*Exercise*
Even where a record seems odd, copy it exactly as it appears below.

Source information START

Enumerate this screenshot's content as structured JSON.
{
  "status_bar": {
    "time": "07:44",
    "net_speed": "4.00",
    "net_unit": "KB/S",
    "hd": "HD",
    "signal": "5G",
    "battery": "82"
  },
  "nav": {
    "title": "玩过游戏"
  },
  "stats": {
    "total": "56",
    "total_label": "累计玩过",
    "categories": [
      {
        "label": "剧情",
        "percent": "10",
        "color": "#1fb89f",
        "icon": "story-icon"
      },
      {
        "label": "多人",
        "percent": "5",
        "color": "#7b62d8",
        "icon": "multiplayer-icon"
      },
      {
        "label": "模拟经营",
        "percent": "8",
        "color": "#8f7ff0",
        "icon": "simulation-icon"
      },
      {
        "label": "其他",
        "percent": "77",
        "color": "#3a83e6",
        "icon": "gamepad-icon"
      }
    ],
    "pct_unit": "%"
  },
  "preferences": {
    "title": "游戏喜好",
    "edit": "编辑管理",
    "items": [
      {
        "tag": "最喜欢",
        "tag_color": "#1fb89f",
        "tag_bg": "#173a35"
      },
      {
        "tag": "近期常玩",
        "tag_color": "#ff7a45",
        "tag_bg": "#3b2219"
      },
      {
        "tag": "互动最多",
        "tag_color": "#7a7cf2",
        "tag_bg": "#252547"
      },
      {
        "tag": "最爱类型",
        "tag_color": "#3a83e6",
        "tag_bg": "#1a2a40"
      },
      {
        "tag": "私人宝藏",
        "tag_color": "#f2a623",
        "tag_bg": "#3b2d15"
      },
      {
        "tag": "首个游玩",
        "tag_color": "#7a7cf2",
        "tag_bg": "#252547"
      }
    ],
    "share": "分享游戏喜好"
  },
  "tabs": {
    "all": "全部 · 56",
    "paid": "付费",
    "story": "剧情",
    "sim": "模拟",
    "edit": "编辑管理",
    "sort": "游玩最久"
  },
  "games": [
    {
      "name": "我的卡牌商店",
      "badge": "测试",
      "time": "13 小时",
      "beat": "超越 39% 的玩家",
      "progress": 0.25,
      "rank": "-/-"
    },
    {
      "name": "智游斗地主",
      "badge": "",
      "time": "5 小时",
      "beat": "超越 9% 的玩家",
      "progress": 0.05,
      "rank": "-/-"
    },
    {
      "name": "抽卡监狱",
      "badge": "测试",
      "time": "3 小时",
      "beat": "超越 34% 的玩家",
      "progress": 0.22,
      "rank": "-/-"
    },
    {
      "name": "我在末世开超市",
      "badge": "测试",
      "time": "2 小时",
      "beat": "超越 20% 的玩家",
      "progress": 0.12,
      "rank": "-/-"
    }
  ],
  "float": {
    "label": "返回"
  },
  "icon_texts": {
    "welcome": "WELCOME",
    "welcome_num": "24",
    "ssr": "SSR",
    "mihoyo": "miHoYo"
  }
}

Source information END

*Written solution*
Enumerate this screenshot's content as structured JSON.
{
  "status_bar": {
    "time": "07:44",
    "net_speed": "4.00",
    "net_unit": "KB/S",
    "hd": "HD",
    "signal": "5G",
    "battery": "82"
  },
  "nav": {
    "title": "玩过游戏"
  },
  "stats": {
    "total": "56",
    "total_label": "累计玩过",
    "categories": [
      {
        "label": "剧情",
        "percent": "10",
        "color": "#1fb89f",
        "icon": "story-icon"
      },
      {
        "label": "多人",
        "percent": "5",
        "color": "#7b62d8",
        "icon": "multiplayer-icon"
      },
      {
        "label": "模拟经营",
        "percent": "8",
        "color": "#8f7ff0",
        "icon": "simulation-icon"
      },
      {
        "label": "其他",
        "percent": "77",
        "color": "#3a83e6",
        "icon": "gamepad-icon"
      }
    ],
    "pct_unit": "%"
  },
  "preferences": {
    "title": "游戏喜好",
    "edit": "编辑管理",
    "items": [
      {
        "tag": "最喜欢",
        "tag_color": "#1fb89f",
        "tag_bg": "#173a35"
      },
      {
        "tag": "近期常玩",
        "tag_color": "#ff7a45",
        "tag_bg": "#3b2219"
      },
      {
        "tag": "互动最多",
        "tag_color": "#7a7cf2",
        "tag_bg": "#252547"
      },
      {
        "tag": "最爱类型",
        "tag_color": "#3a83e6",
        "tag_bg": "#1a2a40"
      },
      {
        "tag": "私人宝藏",
        "tag_color": "#f2a623",
        "tag_bg": "#3b2d15"
      },
      {
        "tag": "首个游玩",
        "tag_color": "#7a7cf2",
        "tag_bg": "#252547"
      }
    ],
    "share": "分享游戏喜好"
  },
  "tabs": {
    "all": "全部 · 56",
    "paid": "付费",
    "story": "剧情",
    "sim": "模拟",
    "edit": "编辑管理",
    "sort": "游玩最久"
  },
  "games": [
    {
      "name": "我的卡牌商店",
      "badge": "测试",
      "time": "13 小时",
      "beat": "超越 39% 的玩家",
      "progress": 0.25,
      "rank": "-/-"
    },
    {
      "name": "智游斗地主",
      "badge": "",
      "time": "5 小时",
      "beat": "超越 9% 的玩家",
      "progress": 0.05,
      "rank": "-/-"
    },
    {
      "name": "抽卡监狱",
      "badge": "测试",
      "time": "3 小时",
      "beat": "超越 34% 的玩家",
      "progress": 0.22,
      "rank": "-/-"
    },
    {
      "name": "我在末世开超市",
      "badge": "测试",
      "time": "2 小时",
      "beat": "超越 20% 的玩家",
      "progress": 0.12,
      "rank": "-/-"
    }
  ],
  "float": {
    "label": "返回"
  },
  "icon_texts": {
    "welcome": "WELCOME",
    "welcome_num": "24",
    "ssr": "SSR",
    "mihoyo": "miHoYo"
  }
}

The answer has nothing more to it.